This week California has signed into law a new piece of legislation limiting the circumstances in which individuals can be classified as independent contractors.
The law (CA AB5) contains some elements which will be familiar to UK HR professionals. It states that individuals delivering services personally cannot be self-employed if they are working under the end-user’s control or if they are not running their own business.
What is novel is that it also states that these individuals cannot be self-employed if the task they are performing forms part of the core business of the end-user.
This law has been mainly reported and debated in relation to lift share services such as Uber. Of course, Uber say that it is not a taxi company but a platform (an argument that has not yet been successful in the courts in this country).
However, it has much wider implications, probably most acutely in the tech sector.
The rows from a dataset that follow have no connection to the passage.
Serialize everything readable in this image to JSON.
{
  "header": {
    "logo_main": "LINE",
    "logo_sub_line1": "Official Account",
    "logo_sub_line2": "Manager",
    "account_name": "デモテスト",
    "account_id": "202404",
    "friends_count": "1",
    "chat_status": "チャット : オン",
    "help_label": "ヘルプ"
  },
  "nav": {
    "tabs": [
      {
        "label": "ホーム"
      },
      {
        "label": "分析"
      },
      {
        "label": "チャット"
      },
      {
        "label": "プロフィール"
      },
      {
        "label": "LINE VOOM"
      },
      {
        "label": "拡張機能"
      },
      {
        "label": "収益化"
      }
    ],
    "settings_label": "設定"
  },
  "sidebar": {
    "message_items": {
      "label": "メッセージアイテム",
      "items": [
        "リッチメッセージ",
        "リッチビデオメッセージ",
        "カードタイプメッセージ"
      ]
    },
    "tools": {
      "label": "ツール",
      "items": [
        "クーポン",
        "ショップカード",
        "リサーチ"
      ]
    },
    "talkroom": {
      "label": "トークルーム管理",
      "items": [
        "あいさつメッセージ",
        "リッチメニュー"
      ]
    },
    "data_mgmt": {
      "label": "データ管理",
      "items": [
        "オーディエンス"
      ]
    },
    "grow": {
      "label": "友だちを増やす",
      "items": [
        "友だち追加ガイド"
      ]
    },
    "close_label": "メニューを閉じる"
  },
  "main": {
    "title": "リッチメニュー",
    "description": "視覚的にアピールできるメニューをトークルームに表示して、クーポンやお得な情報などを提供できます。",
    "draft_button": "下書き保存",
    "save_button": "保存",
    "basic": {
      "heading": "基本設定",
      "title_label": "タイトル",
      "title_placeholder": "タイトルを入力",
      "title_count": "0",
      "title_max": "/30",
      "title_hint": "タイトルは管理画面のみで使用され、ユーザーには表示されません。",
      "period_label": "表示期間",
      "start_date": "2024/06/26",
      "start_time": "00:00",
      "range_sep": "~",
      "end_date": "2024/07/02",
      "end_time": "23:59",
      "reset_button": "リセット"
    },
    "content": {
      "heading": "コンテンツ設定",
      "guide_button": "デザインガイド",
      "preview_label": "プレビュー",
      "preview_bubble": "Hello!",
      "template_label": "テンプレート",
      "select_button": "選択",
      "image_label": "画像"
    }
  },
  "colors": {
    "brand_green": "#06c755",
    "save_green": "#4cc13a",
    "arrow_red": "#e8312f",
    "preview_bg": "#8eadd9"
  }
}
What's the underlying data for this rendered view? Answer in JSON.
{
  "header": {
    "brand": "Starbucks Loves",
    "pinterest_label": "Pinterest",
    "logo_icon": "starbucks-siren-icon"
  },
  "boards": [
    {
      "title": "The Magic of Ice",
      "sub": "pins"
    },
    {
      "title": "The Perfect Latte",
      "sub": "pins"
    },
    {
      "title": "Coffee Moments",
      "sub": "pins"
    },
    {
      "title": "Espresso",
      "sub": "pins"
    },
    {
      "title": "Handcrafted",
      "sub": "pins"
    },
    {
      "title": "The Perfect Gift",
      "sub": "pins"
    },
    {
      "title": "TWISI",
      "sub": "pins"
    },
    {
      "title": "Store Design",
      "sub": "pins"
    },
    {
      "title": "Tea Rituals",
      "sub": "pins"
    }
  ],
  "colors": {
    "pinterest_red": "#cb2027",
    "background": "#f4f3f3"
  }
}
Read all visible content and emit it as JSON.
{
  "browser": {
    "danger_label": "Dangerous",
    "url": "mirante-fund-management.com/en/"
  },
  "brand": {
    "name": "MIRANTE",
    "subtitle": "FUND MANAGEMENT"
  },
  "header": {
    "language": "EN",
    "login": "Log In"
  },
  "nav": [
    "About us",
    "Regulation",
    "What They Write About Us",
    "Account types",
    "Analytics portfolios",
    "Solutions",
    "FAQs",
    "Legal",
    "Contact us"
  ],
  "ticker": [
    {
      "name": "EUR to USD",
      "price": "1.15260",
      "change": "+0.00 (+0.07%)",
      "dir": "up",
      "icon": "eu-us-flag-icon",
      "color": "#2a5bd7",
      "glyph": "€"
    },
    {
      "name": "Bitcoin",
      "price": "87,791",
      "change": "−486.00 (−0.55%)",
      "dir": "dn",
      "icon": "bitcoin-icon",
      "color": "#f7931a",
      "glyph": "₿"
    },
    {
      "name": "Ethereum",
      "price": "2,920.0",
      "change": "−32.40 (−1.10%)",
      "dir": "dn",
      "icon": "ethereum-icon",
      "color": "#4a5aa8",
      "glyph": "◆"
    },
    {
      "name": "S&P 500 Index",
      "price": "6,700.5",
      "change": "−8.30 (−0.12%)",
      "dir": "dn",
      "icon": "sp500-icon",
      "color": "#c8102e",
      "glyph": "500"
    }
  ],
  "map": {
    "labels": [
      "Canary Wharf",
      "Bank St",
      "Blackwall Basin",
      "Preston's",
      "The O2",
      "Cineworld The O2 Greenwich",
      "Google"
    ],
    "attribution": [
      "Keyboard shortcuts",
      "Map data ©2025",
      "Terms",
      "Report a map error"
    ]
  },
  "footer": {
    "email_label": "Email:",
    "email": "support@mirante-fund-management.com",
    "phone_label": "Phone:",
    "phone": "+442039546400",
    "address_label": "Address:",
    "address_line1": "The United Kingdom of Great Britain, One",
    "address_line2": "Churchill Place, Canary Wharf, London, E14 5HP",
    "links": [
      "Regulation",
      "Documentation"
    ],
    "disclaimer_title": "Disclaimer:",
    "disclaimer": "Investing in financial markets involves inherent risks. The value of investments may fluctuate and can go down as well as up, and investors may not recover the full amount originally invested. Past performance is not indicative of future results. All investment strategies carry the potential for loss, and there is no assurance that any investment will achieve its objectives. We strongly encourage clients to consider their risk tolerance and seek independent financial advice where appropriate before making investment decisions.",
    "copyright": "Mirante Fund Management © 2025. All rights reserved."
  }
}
A software development company would not realistically be able to argue that an individual software developer it had engaged on a self-employed basis was not delivering its core business.
While this is not part of the legal test for employee status in the UK, where California innovates the rest of the developed world tends to follow.